house in Shaw in South City St. Louis
GROWING OUTSIDE THE GARDEN
Namesake Henry Shaw would smile approvingly if he could see how this neighborhood is thriving.
By Jane Louis
Photographs By Theresa Arnold
Neighbors walking their dogs down tree-lined streets, children outside playing—it’s hard to believe that the area surrounding the quiet Shaw neighborhood was notorious in St. Louis for gunfire and drug deals just a few years ago. Now that improvements and renovations are being made to its once crime-ridden surroundings, Shaw is proving to the city that it has what its residents have always known it to possess: resilience.
“The Shaw neighborhood for a long time has had some strength, even when neighborhoods around it haven’t been doing well,” says Pete Salsich, a resident for 15 years.
Bounded by two major thoroughfares (Grand on the east, Interstate 44 on the north) and two major parks (the Missouri Botanical Garden on the west, Tower Grove Park on the south), the historic Shaw neighborhood reflects the vision Henry Shaw had when he laid out his plans in the 1850s.
The population boomed in the late 1800s when cable cars arrived in St. Louis, increasing the speed of travel between Shaw and the city. The variety of housing options brought a mix of citizens: The wealthy occupied most single-family homes, and two- and four-family homes attracted laborers and minorities to the area. The result was a community filled with people of various nationalities, races and income—and that’s what Shaw residents love best even now, says George Robnett, executive director of the Garden District Commission.
The commission was formed in 1998 to “improve and help stabilize the area around the Botanical Garden,” Robnett says. Members focused on McRee Town, a neighborhood just north of I-44 and the Shaw neighborhood. Property values in the area took a staggering dive between 1990 and 2000 as a result of increased crime and negligence in maintaining buildings. The commission undertook a community-based agenda to revitalize the area—a plan, Robnett says, that was “all about the quality of life.”
The result is an entirely new development called Botanical Heights. Residential homes and buildings—56 percent of which were deemed dilapidated and uninhabitable—were razed, and new single- and multiple-family homes are being built in their place. The new homes, designed to echo the style and character of surrounding buildings, are so popular that potential buyers camped out the night before lots became available in August 2004.
Robnett says plans for Botanical Heights and the surrounding neighborhoods flow directly from what the community wants and needs. The commission will continue working with the Missouri Botanical Garden to improve local schools and set up neighborhood-watch groups with the help of local law enforcement, he says.
But Jim Roos, founder and president of property manager Neighborhood Enterprises, says the Garden led the project with one priority—building expensive single-family homes—and unfairly took more than 100 of his habitable buildings by way of eminent domain.
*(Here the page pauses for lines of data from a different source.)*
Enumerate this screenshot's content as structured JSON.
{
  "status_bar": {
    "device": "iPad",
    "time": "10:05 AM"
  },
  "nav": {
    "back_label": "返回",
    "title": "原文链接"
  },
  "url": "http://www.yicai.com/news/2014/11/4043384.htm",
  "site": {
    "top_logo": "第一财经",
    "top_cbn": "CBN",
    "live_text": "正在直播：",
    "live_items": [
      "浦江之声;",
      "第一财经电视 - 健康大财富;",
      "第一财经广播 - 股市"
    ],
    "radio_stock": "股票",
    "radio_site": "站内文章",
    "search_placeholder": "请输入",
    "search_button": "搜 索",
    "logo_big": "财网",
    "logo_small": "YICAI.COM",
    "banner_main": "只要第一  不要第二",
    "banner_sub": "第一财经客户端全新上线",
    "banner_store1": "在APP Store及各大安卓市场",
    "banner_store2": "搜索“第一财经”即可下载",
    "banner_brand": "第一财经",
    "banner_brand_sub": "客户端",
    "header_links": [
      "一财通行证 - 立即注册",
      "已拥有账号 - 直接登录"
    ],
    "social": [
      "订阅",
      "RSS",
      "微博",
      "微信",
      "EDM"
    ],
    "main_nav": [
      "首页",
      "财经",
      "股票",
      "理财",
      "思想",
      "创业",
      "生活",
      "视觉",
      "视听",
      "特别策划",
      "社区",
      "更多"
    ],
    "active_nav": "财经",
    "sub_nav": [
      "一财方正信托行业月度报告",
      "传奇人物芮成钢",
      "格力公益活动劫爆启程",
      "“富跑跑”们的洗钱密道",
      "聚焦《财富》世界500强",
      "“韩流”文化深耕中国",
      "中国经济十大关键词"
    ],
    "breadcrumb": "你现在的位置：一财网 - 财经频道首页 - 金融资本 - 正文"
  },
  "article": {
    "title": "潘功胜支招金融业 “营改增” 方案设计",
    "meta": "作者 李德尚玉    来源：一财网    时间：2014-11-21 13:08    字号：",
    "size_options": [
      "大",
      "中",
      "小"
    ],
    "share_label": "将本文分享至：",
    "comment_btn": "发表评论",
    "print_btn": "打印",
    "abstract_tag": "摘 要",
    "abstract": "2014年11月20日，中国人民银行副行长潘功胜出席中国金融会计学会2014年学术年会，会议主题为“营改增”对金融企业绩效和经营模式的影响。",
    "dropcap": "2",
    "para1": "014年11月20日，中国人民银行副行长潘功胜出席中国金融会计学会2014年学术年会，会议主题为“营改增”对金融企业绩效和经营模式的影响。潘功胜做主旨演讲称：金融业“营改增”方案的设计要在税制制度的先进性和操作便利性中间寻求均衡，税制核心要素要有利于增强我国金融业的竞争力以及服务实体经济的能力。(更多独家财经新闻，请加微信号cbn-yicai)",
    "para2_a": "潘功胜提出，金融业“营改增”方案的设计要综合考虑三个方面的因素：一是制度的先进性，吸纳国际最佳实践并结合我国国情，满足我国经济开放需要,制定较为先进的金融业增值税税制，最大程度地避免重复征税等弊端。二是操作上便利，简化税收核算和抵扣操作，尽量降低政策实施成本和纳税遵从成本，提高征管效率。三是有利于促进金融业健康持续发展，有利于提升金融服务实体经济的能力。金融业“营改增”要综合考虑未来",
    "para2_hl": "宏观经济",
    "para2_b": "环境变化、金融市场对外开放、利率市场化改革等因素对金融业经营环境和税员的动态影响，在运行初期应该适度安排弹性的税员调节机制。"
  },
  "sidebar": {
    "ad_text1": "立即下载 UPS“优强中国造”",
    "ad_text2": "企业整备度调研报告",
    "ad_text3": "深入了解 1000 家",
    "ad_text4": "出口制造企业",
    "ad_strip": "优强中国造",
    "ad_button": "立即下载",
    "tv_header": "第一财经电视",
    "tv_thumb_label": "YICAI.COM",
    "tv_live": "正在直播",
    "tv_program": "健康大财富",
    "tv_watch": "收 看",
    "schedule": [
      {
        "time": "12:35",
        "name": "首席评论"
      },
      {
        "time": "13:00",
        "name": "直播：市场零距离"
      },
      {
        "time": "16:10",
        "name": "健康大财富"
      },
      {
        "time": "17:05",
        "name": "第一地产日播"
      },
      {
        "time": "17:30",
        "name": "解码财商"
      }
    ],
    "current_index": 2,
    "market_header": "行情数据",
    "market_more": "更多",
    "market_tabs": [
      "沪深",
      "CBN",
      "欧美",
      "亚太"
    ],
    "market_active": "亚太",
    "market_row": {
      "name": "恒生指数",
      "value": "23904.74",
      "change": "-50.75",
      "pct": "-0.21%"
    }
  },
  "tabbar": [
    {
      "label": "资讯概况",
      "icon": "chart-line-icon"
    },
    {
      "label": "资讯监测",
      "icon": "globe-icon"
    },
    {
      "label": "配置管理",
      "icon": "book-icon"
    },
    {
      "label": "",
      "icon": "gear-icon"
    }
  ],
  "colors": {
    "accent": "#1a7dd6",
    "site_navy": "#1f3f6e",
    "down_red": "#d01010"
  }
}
Despite the controversy, the Shaw neighborhood is flourishing. New businesses— including a coffeehouse, the Thurman Café— have opened. Co-owner Shannon McGinn describes the café as a place to walk to and meet neighbors. She says there has been a great amount of support for the opening of the coffeehouse and hopes it will give homebuyers confidence that locally owned businesses will come into the neighborhood.
Other points of interest in the neighborhood include Flora Place, home of the annual Historic Shaw Art Fair, a top-rated arts and crafts fair benefiting the Shaw Neighborhood Improvement Association. The SNIA also sponsors the Historic Shaw Holiday Home Tour, an annual tour of historic houses and buildings in the neighborhood.
The neighborhood features several community-oriented services, including Covenant House Community Service Center, an agency that provides assistance to at-risk youth, and the Missouri School for the Blind, the first school in the Western Hemisphere to teach Braille. At the Shaw Dog Park, an off-leash park at the corner of Thurman and Cleveland, dogs run and play freely.
Neighbors love the close-knit community of Shaw and its proximity to downtown St. Louis—and they are proud of both its history and current improvements. “We’re thrilled to be here,” says Salsich.